You can believe Buzz and the rocks. It did happen
Scientist says you just can’t make Moon rocks in a lab. Nick Carne reports.
A video of Apollo 11 astronaut Buzz Aldrin punching a heckler who demanded he swear on the Bible that he truly walked on the Moon is going viral at the moment. You can find any number of versions of the admittedly shaky vision on YouTube.
It’s news, but it’s not actually new. It happened back in 2002.
Whether the now 89-year-old Aldrin would be up to repeating the action today, the conspiracy theorists are still alive and well. In fact, things may be getting worse.
The Guardian newspaper has reported, for example, that one in six Britons believes the Apollo landings were faked, a number that rises to a staggering 21% among sceptical millennials.
That’s despite NASA’s regular attempts to provide evidence, including, back in 2011, releasing photos from its Lunar Reconnaissance Orbiter showing the Apollo landing sites.
Now an Australian scientist has bought into the debate, stating that if you don’t want to believe the images (still or moving), you can’t argue with the hard evidence provided by the space rocks.
“Any attempt to make Moon rocks in a laboratory would be a monumental failure and likely cost more money than it took NASA to get to the Moon and back,” says Trevor Ireland, a space rock specialist from the ANU Research School of Earth Sciences.
“The lunar soil is like nothing we have seen before on Earth. It is the result of eons of bombardment on the surface of the Moon. The rocks have compositions that are unique to the Moon.”
Ireland says the scenario of an unmanned mission retrieving the Moon rocks also was practically impossible.
“There are 380 kilograms of Moon rocks. Getting this amount of material back to Earth is just as difficult as getting the 21 Apollo astronauts on seven missions to the Moon and back to Earth,” he says.
The conspiracy theorists are, of course, offset many times over by those who loved the whole thing.
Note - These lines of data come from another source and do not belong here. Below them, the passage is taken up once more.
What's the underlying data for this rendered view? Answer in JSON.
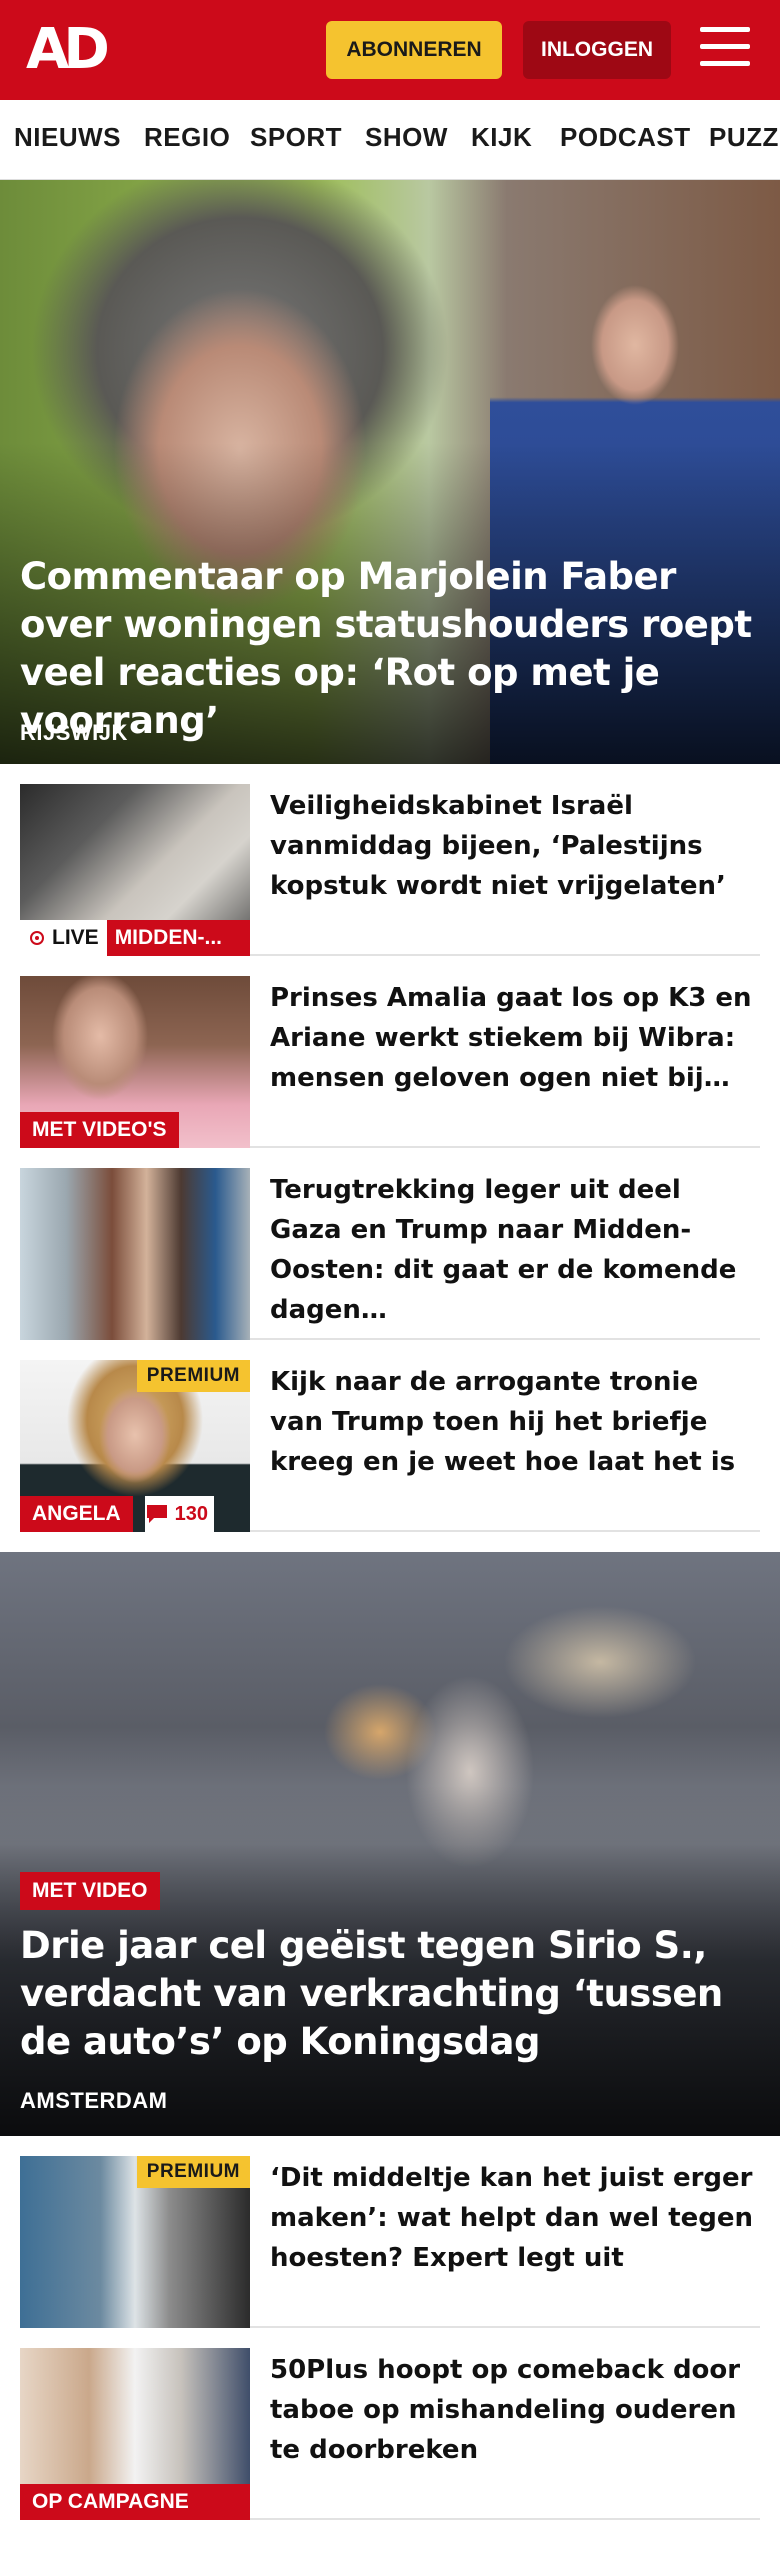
{
  "header": {
    "logo": "AD",
    "subscribe_label": "ABONNEREN",
    "login_label": "INLOGGEN",
    "menu_icon": "hamburger-menu-icon",
    "brand_color": "#cc0a1a",
    "subscribe_color": "#f5c32f"
  },
  "nav": {
    "items": [
      "NIEUWS",
      "REGIO",
      "SPORT",
      "SHOW",
      "KIJK",
      "PODCAST",
      "PUZZ"
    ]
  },
  "hero": {
    "title": "Commentaar op Marjolein Faber over woningen statushouders roept veel reacties op: ‘Rot op met je voorrang’",
    "tag": "RIJSWIJK"
  },
  "articles": [
    {
      "title": "Veiligheidskabinet Israël vanmiddag bijeen, ‘Palestijns kopstuk wordt niet vrijgelaten’",
      "live_label": "LIVE",
      "category": "MIDDEN-..."
    },
    {
      "title": "Prinses Amalia gaat los op K3 en Ariane werkt stiekem bij Wibra: mensen geloven ogen niet bij…",
      "badge": "MET VIDEO'S"
    },
    {
      "title": "Terugtrekking leger uit deel Gaza en Trump naar Midden-Oosten: dit gaat er de komende dagen…"
    },
    {
      "title": "Kijk naar de arrogante tronie van Trump toen hij het briefje kreeg en je weet hoe laat het is",
      "premium": "PREMIUM",
      "author": "ANGELA",
      "comments": "130",
      "comment_icon": "comment-bubble-icon"
    }
  ],
  "video": {
    "badge": "MET VIDEO",
    "title": "Drie jaar cel geëist tegen Sirio S., verdacht van verkrachting ‘tussen de auto’s’ op Koningsdag",
    "tag": "AMSTERDAM"
  },
  "articles2": [
    {
      "title": "‘Dit middeltje kan het juist erger maken’: wat helpt dan wel tegen hoesten? Expert legt uit",
      "premium": "PREMIUM"
    },
    {
      "title": "50Plus hoopt op comeback door taboe op mishandeling ouderen te doorbreken",
      "badge": "OP CAMPAGNE MET"
    }
  ]
}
In a recent poll, adults in the US cited the Moon landing as NASA's most important achievement in its 60-year history.
Of the 2312 adults asked by the University of Michigan, in an open-ended format, to name the most important NASA successes, 35% mentioned Neil Armstrong’s step and leap – more than any other.
And that’s despite the fact that less than half of today's adults were alive on the day.
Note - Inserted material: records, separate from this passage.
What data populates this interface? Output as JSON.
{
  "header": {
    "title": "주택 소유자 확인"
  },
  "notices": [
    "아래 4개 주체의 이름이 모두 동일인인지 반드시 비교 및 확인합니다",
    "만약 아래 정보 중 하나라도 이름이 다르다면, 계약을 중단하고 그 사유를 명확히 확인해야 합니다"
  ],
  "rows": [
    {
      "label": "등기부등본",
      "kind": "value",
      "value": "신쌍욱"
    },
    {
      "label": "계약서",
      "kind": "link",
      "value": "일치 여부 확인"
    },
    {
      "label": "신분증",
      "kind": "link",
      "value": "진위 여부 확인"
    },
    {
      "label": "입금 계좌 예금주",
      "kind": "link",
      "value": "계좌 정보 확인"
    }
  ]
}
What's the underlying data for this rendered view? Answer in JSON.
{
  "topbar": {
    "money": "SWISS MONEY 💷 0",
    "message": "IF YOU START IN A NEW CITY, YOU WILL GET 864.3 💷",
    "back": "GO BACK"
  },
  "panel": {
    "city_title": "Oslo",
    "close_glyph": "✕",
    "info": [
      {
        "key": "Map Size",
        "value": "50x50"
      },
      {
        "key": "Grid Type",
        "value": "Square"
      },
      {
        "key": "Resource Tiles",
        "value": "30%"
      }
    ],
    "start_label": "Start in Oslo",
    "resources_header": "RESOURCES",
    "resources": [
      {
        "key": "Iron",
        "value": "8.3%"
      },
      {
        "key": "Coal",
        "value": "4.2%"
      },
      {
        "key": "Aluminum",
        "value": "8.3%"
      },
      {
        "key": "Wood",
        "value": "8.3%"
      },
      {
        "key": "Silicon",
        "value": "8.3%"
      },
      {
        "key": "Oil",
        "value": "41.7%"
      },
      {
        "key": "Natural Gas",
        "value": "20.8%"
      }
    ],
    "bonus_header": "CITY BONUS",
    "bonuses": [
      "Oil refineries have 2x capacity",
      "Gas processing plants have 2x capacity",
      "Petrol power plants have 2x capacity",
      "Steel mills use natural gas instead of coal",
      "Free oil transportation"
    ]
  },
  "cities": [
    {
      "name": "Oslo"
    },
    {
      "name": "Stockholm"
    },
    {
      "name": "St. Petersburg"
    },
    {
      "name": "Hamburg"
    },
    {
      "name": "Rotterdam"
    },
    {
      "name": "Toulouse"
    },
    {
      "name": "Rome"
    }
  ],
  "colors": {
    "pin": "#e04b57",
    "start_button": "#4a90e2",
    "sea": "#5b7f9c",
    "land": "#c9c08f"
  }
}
"This level of public recall and recognition reflect the deep-seated impact of the first moon landing in American culture," says Jon Miller, director of the university’s International Centre for the Advancement of Scientific Literacy.
Other achievements noted were the exploration of our solar system, the improvement of our understanding of the planetary system, and the transfer of space program technologies to civilian uses, especially in communication and computing.
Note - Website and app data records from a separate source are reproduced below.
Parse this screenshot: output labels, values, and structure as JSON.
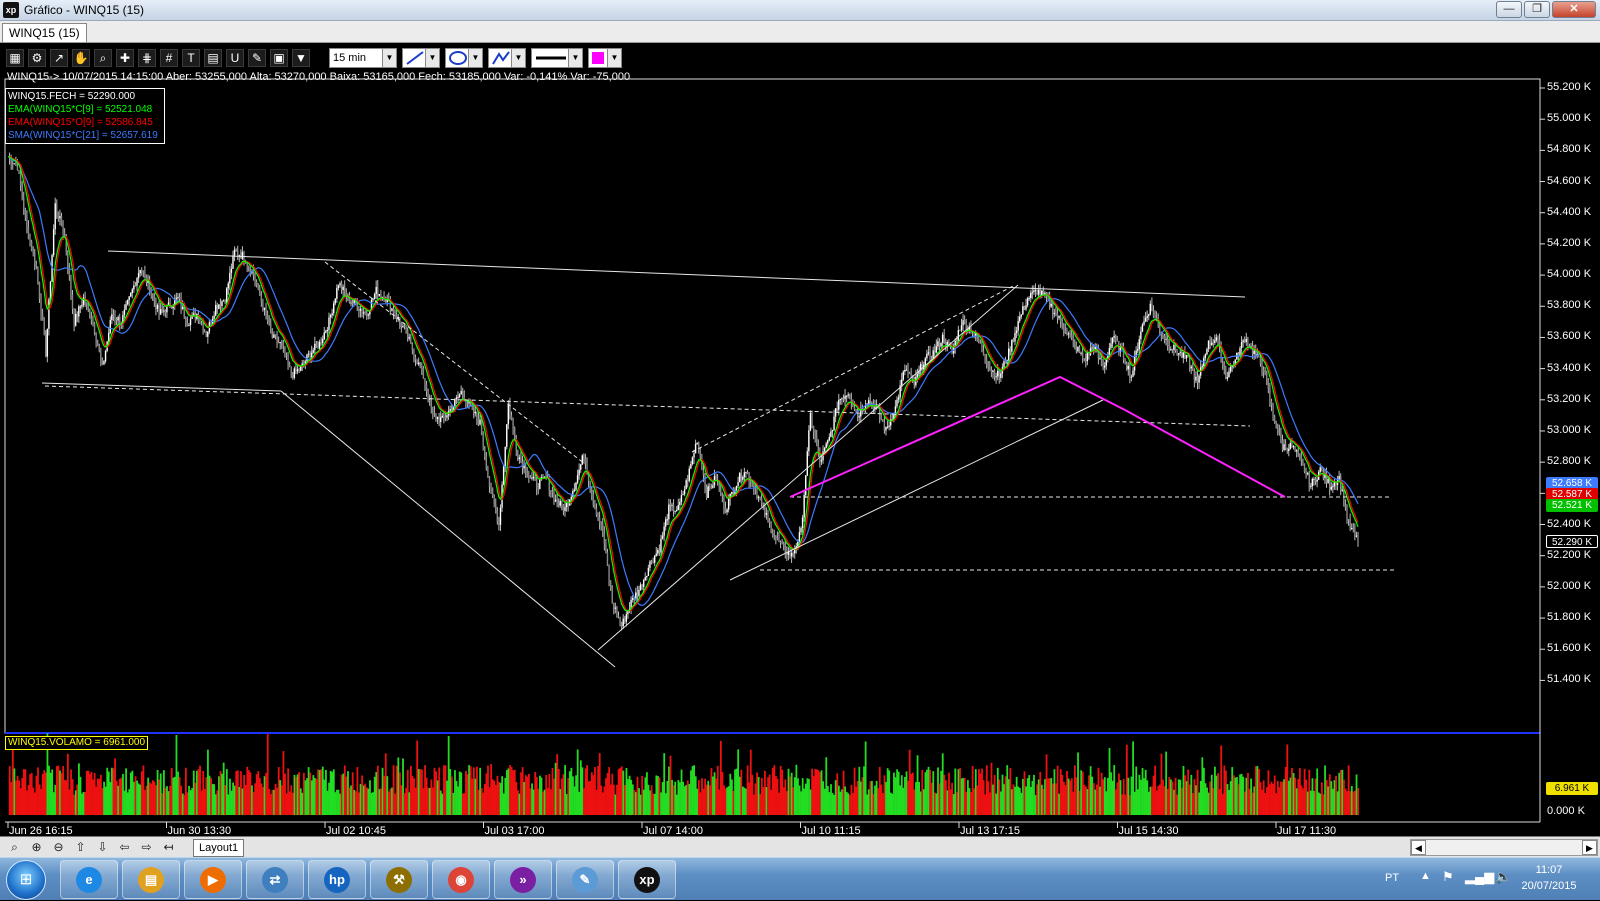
{
  "window": {
    "title": "Gráfico - WINQ15 (15)",
    "app_icon": "xp",
    "minimize": "—",
    "restore": "❐",
    "close": "✕"
  },
  "tab": {
    "label": "WINQ15 (15)"
  },
  "toolbar": {
    "timeframe": "15 min",
    "icons": [
      "chart-icon",
      "gear-icon",
      "trend-icon",
      "hand-icon",
      "zoom-icon",
      "crosshair-icon",
      "fib-icon",
      "grid-icon",
      "text-icon",
      "calc-icon",
      "magnet-icon",
      "brush-icon",
      "save-icon",
      "filter-icon"
    ],
    "glyphs": [
      "▦",
      "⚙",
      "↗",
      "✋",
      "⌕",
      "✚",
      "⋕",
      "#",
      "T",
      "▤",
      "U",
      "✎",
      "▣",
      "▼"
    ],
    "color": "#ff00ff"
  },
  "info": {
    "text": "WINQ15-> 10/07/2015 14:15:00 Aber: 53255,000 Alta: 53270,000 Baixa: 53165,000 Fech: 53185,000 Var: -0,141% Var: -75,000"
  },
  "legend": [
    {
      "text": "WINQ15.FECH = 52290.000",
      "color": "#ffffff"
    },
    {
      "text": "EMA(WINQ15*C[9] = 52521.048",
      "color": "#00ff00"
    },
    {
      "text": "EMA(WINQ15*O[9] = 52586.845",
      "color": "#ff0000"
    },
    {
      "text": "SMA(WINQ15*C[21] = 52657.619",
      "color": "#3d7bff"
    }
  ],
  "price_axis": {
    "labels": [
      "55.200 K",
      "55.000 K",
      "54.800 K",
      "54.600 K",
      "54.400 K",
      "54.200 K",
      "54.000 K",
      "53.800 K",
      "53.600 K",
      "53.400 K",
      "53.200 K",
      "53.000 K",
      "52.800 K",
      "52.600 K",
      "52.400 K",
      "52.200 K",
      "52.000 K",
      "51.800 K",
      "51.600 K",
      "51.400 K"
    ],
    "min": 51300,
    "max": 55200
  },
  "price_boxes": [
    {
      "text": "52.658 K",
      "value": 52658,
      "color": "#3d7bff"
    },
    {
      "text": "52.587 K",
      "value": 52587,
      "color": "#e00000"
    },
    {
      "text": "52.521 K",
      "value": 52521,
      "color": "#00c000"
    },
    {
      "text": "52.290 K",
      "value": 52290,
      "color": "#000000"
    }
  ],
  "volume": {
    "label": "WINQ15.VOLAMO = 6961.000",
    "axis": [
      "6.961 K",
      "0.000 K"
    ]
  },
  "time_axis": [
    "Jun 26 16:15",
    "Jun 30 13:30",
    "Jul 02 10:45",
    "Jul 03 17:00",
    "Jul 07 14:00",
    "Jul 10 11:15",
    "Jul 13 17:15",
    "Jul 15 14:30",
    "Jul 17 11:30"
  ],
  "navbar": {
    "layout_tab": "Layout1",
    "icons": [
      "zoom-icon",
      "zoom-in-icon",
      "zoom-out-icon",
      "arrow-up-icon",
      "arrow-down-icon",
      "arrow-left-icon",
      "arrow-right-icon",
      "arrow-first-icon"
    ],
    "glyphs": [
      "⌕",
      "⊕",
      "⊖",
      "⇧",
      "⇩",
      "⇦",
      "⇨",
      "↤"
    ]
  },
  "taskbar": {
    "start": "⊞",
    "apps": [
      {
        "name": "ie-icon",
        "glyph": "e",
        "color": "#1e88e5"
      },
      {
        "name": "explorer-icon",
        "glyph": "▤",
        "color": "#e0a020"
      },
      {
        "name": "media-icon",
        "glyph": "▶",
        "color": "#ef6c00"
      },
      {
        "name": "network-icon",
        "glyph": "⇄",
        "color": "#3f7fbf"
      },
      {
        "name": "hp-icon",
        "glyph": "hp",
        "color": "#1565c0"
      },
      {
        "name": "tools-icon",
        "glyph": "⚒",
        "color": "#8d6e00"
      },
      {
        "name": "chrome-icon",
        "glyph": "◉",
        "color": "#db4437"
      },
      {
        "name": "app-icon",
        "glyph": "»",
        "color": "#7b1fa2"
      },
      {
        "name": "paint-icon",
        "glyph": "✎",
        "color": "#5c9bd5"
      },
      {
        "name": "xp-icon",
        "glyph": "xp",
        "color": "#111111"
      }
    ],
    "lang": "PT",
    "time": "11:07",
    "date": "20/07/2015"
  },
  "chart_data": {
    "type": "candlestick",
    "ylim": [
      51300,
      55200
    ],
    "close_path": [
      [
        0,
        54760
      ],
      [
        6,
        54700
      ],
      [
        12,
        54300
      ],
      [
        18,
        54050
      ],
      [
        24,
        53500
      ],
      [
        30,
        54450
      ],
      [
        36,
        54250
      ],
      [
        42,
        53700
      ],
      [
        48,
        53850
      ],
      [
        54,
        53700
      ],
      [
        60,
        53400
      ],
      [
        66,
        53750
      ],
      [
        72,
        53700
      ],
      [
        78,
        53870
      ],
      [
        84,
        54050
      ],
      [
        90,
        53920
      ],
      [
        96,
        53750
      ],
      [
        102,
        53800
      ],
      [
        108,
        53850
      ],
      [
        114,
        53700
      ],
      [
        120,
        53750
      ],
      [
        126,
        53620
      ],
      [
        132,
        53800
      ],
      [
        138,
        53850
      ],
      [
        144,
        54150
      ],
      [
        150,
        54120
      ],
      [
        156,
        54000
      ],
      [
        162,
        53800
      ],
      [
        168,
        53600
      ],
      [
        174,
        53550
      ],
      [
        180,
        53360
      ],
      [
        186,
        53400
      ],
      [
        192,
        53500
      ],
      [
        198,
        53560
      ],
      [
        204,
        53700
      ],
      [
        210,
        53950
      ],
      [
        216,
        53850
      ],
      [
        222,
        53800
      ],
      [
        228,
        53750
      ],
      [
        234,
        53900
      ],
      [
        240,
        53850
      ],
      [
        246,
        53750
      ],
      [
        252,
        53650
      ],
      [
        258,
        53500
      ],
      [
        264,
        53350
      ],
      [
        270,
        53100
      ],
      [
        276,
        53070
      ],
      [
        282,
        53150
      ],
      [
        288,
        53250
      ],
      [
        294,
        53150
      ],
      [
        300,
        53050
      ],
      [
        306,
        52650
      ],
      [
        312,
        52400
      ],
      [
        318,
        53170
      ],
      [
        324,
        52850
      ],
      [
        330,
        52730
      ],
      [
        336,
        52650
      ],
      [
        342,
        52700
      ],
      [
        348,
        52550
      ],
      [
        354,
        52500
      ],
      [
        360,
        52650
      ],
      [
        366,
        52850
      ],
      [
        372,
        52550
      ],
      [
        378,
        52350
      ],
      [
        384,
        51900
      ],
      [
        390,
        51750
      ],
      [
        396,
        51900
      ],
      [
        402,
        52000
      ],
      [
        408,
        52150
      ],
      [
        414,
        52250
      ],
      [
        420,
        52500
      ],
      [
        426,
        52500
      ],
      [
        432,
        52700
      ],
      [
        438,
        52950
      ],
      [
        444,
        52600
      ],
      [
        450,
        52700
      ],
      [
        456,
        52500
      ],
      [
        462,
        52650
      ],
      [
        468,
        52750
      ],
      [
        474,
        52650
      ],
      [
        480,
        52500
      ],
      [
        486,
        52350
      ],
      [
        492,
        52250
      ],
      [
        498,
        52200
      ],
      [
        504,
        52350
      ],
      [
        510,
        53100
      ],
      [
        516,
        52800
      ],
      [
        522,
        52950
      ],
      [
        528,
        53200
      ],
      [
        534,
        53250
      ],
      [
        540,
        53100
      ],
      [
        546,
        53200
      ],
      [
        552,
        53150
      ],
      [
        558,
        53000
      ],
      [
        564,
        53150
      ],
      [
        570,
        53400
      ],
      [
        576,
        53300
      ],
      [
        582,
        53450
      ],
      [
        588,
        53500
      ],
      [
        594,
        53600
      ],
      [
        600,
        53500
      ],
      [
        606,
        53700
      ],
      [
        612,
        53650
      ],
      [
        618,
        53550
      ],
      [
        624,
        53400
      ],
      [
        630,
        53350
      ],
      [
        636,
        53500
      ],
      [
        642,
        53700
      ],
      [
        648,
        53850
      ],
      [
        654,
        53900
      ],
      [
        660,
        53850
      ],
      [
        666,
        53750
      ],
      [
        672,
        53650
      ],
      [
        678,
        53550
      ],
      [
        684,
        53450
      ],
      [
        690,
        53550
      ],
      [
        696,
        53400
      ],
      [
        702,
        53600
      ],
      [
        708,
        53500
      ],
      [
        714,
        53350
      ],
      [
        720,
        53650
      ],
      [
        726,
        53800
      ],
      [
        732,
        53650
      ],
      [
        738,
        53550
      ],
      [
        744,
        53500
      ],
      [
        750,
        53450
      ],
      [
        756,
        53300
      ],
      [
        762,
        53550
      ],
      [
        768,
        53600
      ],
      [
        774,
        53350
      ],
      [
        780,
        53450
      ],
      [
        786,
        53600
      ],
      [
        792,
        53500
      ],
      [
        798,
        53400
      ],
      [
        804,
        53100
      ],
      [
        810,
        52900
      ],
      [
        816,
        52900
      ],
      [
        822,
        52800
      ],
      [
        828,
        52650
      ],
      [
        834,
        52750
      ],
      [
        840,
        52650
      ],
      [
        846,
        52700
      ],
      [
        852,
        52400
      ],
      [
        858,
        52290
      ]
    ],
    "ema9_close_last": 52521.048,
    "ema9_open_last": 52586.845,
    "sma21_last": 52657.619
  }
}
When asked to agree or disagree with the statement "The space program has paid for itself through the creation of new technologies and scientific discoveries," 69% agreed, compared with 56% when Miller undertook a similar survey of 2041 adults back in 1988.
"This pattern reflects a long-standing public belief in the indirect benefit of the space program apart from spectacular events like the lunar landing," he suggests.
And the current administration would be delighted to learn that US adults – at least those who were surveyed – still see space activities as a part of the human instinct for exploration.
When asked to agree or disagree with the statement "The US should seek to explore space in the same spirit that led Europeans to explore this planet in earlier centuries", 72% agreed, compared with 69% in 1988.
Men were more supportive of this view than women in both surveys, but the difference has narrowed.